Try it →
Go line by line through the entries below and count those containing the string "brush"; give only the count.

Task data →

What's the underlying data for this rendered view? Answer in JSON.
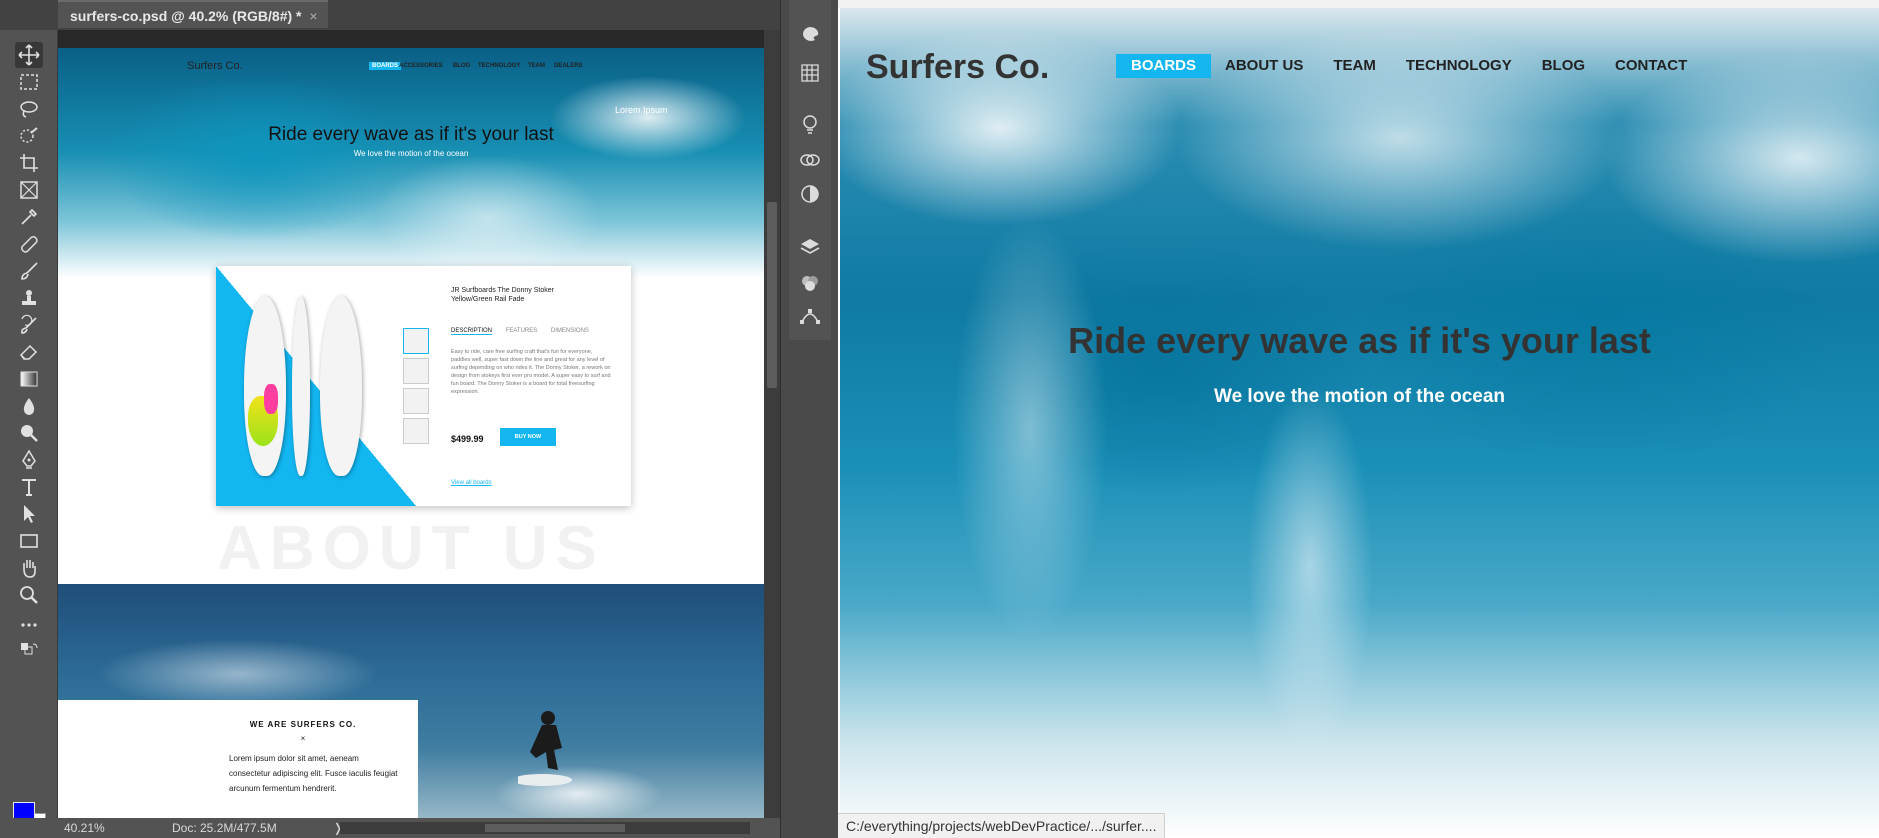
{
  "photoshop": {
    "tab_title": "surfers-co.psd @ 40.2% (RGB/8#) *",
    "tab_close": "×",
    "status_zoom": "40.21%",
    "status_doc": "Doc: 25.2M/477.5M",
    "status_arrow": "❭",
    "foreground_color": "#0000ff",
    "background_color": "#ffffff",
    "tools": [
      "move-icon",
      "marquee-icon",
      "lasso-icon",
      "quick-select-icon",
      "crop-icon",
      "frame-icon",
      "eyedropper-icon",
      "healing-brush-icon",
      "brush-icon",
      "clone-stamp-icon",
      "history-brush-icon",
      "eraser-icon",
      "gradient-icon",
      "blur-icon",
      "dodge-icon",
      "pen-icon",
      "type-icon",
      "path-select-icon",
      "rectangle-icon",
      "hand-icon",
      "zoom-icon",
      "more-tools-icon"
    ],
    "panels": [
      "color-panel-icon",
      "swatches-panel-icon",
      "learn-panel-icon",
      "libraries-panel-icon",
      "adjustments-panel-icon",
      "layers-panel-icon",
      "channels-panel-icon",
      "paths-panel-icon"
    ],
    "document": {
      "logo": "Surfers Co.",
      "nav": [
        "BOARDS",
        "ACCESSORIES",
        "BLOG",
        "TECHNOLOGY",
        "TEAM",
        "DEALERS"
      ],
      "corner_text": "Lorem Ipsum",
      "headline": "Ride every wave as if it's your last",
      "subline": "We love the motion of the ocean",
      "card": {
        "title": "JR Surfboards The Donny Stoker Yellow/Green Rail Fade",
        "tabs": [
          "DESCRIPTION",
          "FEATURES",
          "DIMENSIONS"
        ],
        "description": "Easy to ride, care free surfing craft that's fun for everyone, paddles well, super fast down the line and great for any level of surfing depending on who rides it. The Donny Stoker, a rework on design from stokeys first ever pro model. A super easy to surf and fun board. The Donny Stoker is a board for total freesurfing expression.",
        "price": "$499.99",
        "buy_label": "BUY NOW",
        "link": "View all boards"
      },
      "about_ghost": "ABOUT US",
      "we_are": "WE ARE SURFERS CO.",
      "divider": "×",
      "lorem": "Lorem ipsum dolor sit amet, aeneam consectetur adipiscing elit. Fusce iaculis feugiat arcunum fermentum hendrerit."
    }
  },
  "browser": {
    "logo": "Surfers Co.",
    "nav": [
      {
        "label": "BOARDS",
        "active": true
      },
      {
        "label": "ABOUT US",
        "active": false
      },
      {
        "label": "TEAM",
        "active": false
      },
      {
        "label": "TECHNOLOGY",
        "active": false
      },
      {
        "label": "BLOG",
        "active": false
      },
      {
        "label": "CONTACT",
        "active": false
      }
    ],
    "headline": "Ride every wave as if it's your last",
    "subline": "We love the motion of the ocean",
    "status_url": "C:/everything/projects/webDevPractice/.../surfer....",
    "accent_color": "#14b6f0"
  }
}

Answer box →
3